::: AVAILABLE RECORDS

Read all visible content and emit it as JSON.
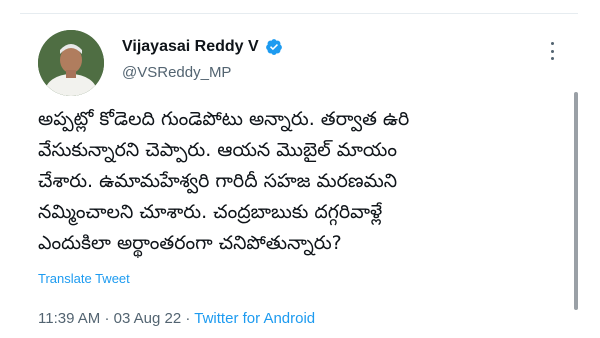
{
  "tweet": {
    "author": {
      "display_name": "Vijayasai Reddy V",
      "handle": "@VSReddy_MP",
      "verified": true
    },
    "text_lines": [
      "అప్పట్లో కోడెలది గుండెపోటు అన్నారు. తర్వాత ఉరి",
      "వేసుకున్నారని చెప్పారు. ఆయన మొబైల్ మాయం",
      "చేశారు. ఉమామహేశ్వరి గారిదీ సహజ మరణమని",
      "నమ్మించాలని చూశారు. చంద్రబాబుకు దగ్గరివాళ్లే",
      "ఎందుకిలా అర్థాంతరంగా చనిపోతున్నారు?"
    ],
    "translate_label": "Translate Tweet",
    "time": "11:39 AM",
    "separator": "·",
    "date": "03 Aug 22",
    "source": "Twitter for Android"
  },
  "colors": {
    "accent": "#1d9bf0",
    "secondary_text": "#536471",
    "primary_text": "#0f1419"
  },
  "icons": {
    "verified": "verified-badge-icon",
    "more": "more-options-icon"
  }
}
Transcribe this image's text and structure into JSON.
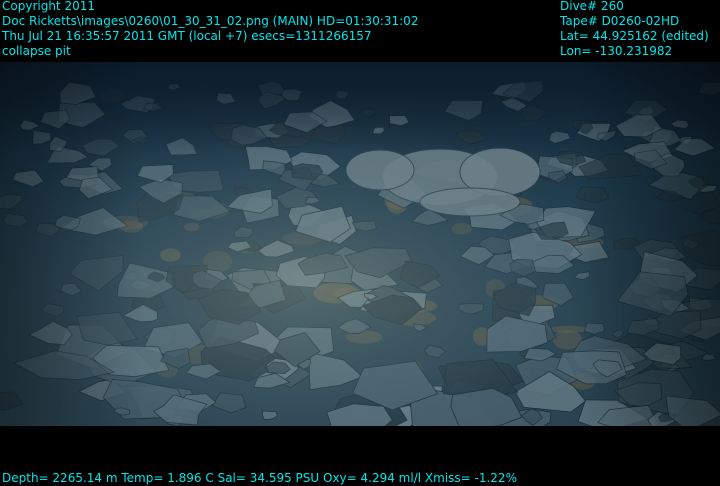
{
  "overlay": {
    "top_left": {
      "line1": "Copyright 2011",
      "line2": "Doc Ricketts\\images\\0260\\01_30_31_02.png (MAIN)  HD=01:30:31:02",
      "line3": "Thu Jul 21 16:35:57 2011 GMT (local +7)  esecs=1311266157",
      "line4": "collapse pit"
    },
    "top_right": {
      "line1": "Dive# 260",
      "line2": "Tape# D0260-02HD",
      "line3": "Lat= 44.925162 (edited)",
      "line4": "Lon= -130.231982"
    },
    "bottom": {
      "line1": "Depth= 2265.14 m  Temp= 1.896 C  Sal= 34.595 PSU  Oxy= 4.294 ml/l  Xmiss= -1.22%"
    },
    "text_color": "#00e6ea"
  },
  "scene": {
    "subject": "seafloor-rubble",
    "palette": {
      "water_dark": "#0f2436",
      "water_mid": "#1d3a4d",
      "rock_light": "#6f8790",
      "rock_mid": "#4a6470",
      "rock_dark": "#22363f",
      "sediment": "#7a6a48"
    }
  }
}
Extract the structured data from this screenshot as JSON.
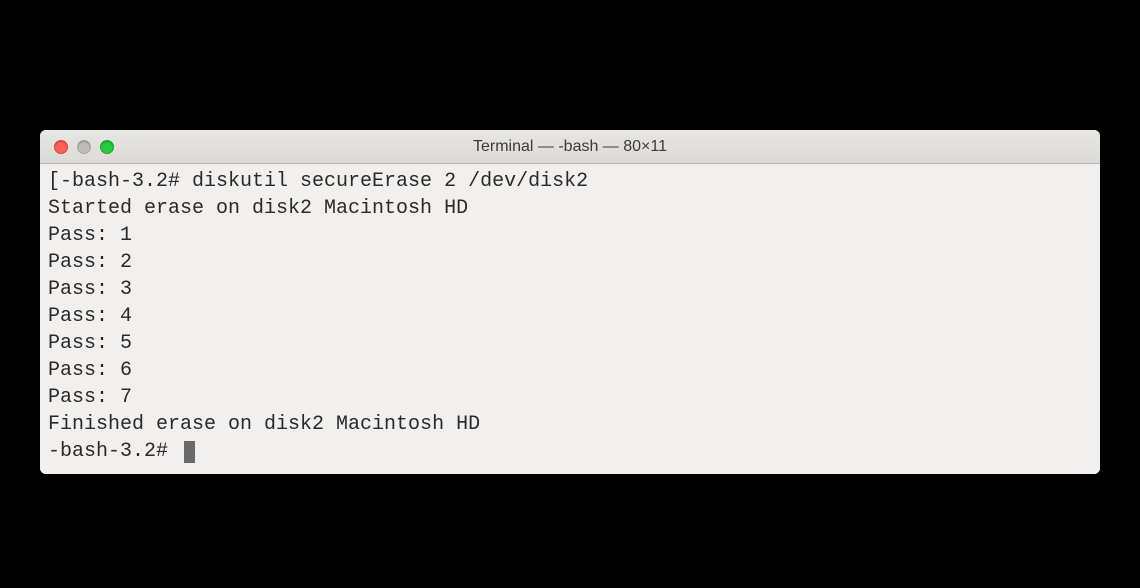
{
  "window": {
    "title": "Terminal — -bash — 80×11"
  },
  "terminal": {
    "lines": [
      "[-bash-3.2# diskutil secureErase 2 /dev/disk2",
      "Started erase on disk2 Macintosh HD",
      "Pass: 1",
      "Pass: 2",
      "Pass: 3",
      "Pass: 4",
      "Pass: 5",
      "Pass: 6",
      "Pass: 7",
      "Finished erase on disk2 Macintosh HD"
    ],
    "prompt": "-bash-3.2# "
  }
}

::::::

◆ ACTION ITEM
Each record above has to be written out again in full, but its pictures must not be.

◆ ANSWER FOR THE TASK
Read all visible content and emit it as JSON.
{
  "tweet": {
    "author": {
      "display_name": "Vijayasai Reddy V",
      "handle": "@VSReddy_MP",
      "verified": true
    },
    "text_lines": [
      "అప్పట్లో కోడెలది గుండెపోటు అన్నారు. తర్వాత ఉరి",
      "వేసుకున్నారని చెప్పారు. ఆయన మొబైల్ మాయం",
      "చేశారు. ఉమామహేశ్వరి గారిదీ సహజ మరణమని",
      "నమ్మించాలని చూశారు. చంద్రబాబుకు దగ్గరివాళ్లే",
      "ఎందుకిలా అర్థాంతరంగా చనిపోతున్నారు?"
    ],
    "translate_label": "Translate Tweet",
    "time": "11:39 AM",
    "separator": "·",
    "date": "03 Aug 22",
    "source": "Twitter for Android"
  },
  "colors": {
    "accent": "#1d9bf0",
    "secondary_text": "#536471",
    "primary_text": "#0f1419"
  },
  "icons": {
    "verified": "verified-badge-icon",
    "more": "more-options-icon"
  }
}
Transcribe this image's text and structure into JSON.
{
  "overlay": {
    "top_left": {
      "line1": "Copyright 2011",
      "line2": "Doc Ricketts\\images\\0260\\01_30_31_02.png (MAIN)  HD=01:30:31:02",
      "line3": "Thu Jul 21 16:35:57 2011 GMT (local +7)  esecs=1311266157",
      "line4": "collapse pit"
    },
    "top_right": {
      "line1": "Dive# 260",
      "line2": "Tape# D0260-02HD",
      "line3": "Lat= 44.925162 (edited)",
      "line4": "Lon= -130.231982"
    },
    "bottom": {
      "line1": "Depth= 2265.14 m  Temp= 1.896 C  Sal= 34.595 PSU  Oxy= 4.294 ml/l  Xmiss= -1.22%"
    },
    "text_color": "#00e6ea"
  },
  "scene": {
    "subject": "seafloor-rubble",
    "palette": {
      "water_dark": "#0f2436",
      "water_mid": "#1d3a4d",
      "rock_light": "#6f8790",
      "rock_mid": "#4a6470",
      "rock_dark": "#22363f",
      "sediment": "#7a6a48"
    }
  }
}
Extract the structured data from this screenshot as JSON.
{
  "window": {
    "title": "Terminal — -bash — 80×11"
  },
  "terminal": {
    "lines": [
      "[-bash-3.2# diskutil secureErase 2 /dev/disk2",
      "Started erase on disk2 Macintosh HD",
      "Pass: 1",
      "Pass: 2",
      "Pass: 3",
      "Pass: 4",
      "Pass: 5",
      "Pass: 6",
      "Pass: 7",
      "Finished erase on disk2 Macintosh HD"
    ],
    "prompt": "-bash-3.2# "
  }
}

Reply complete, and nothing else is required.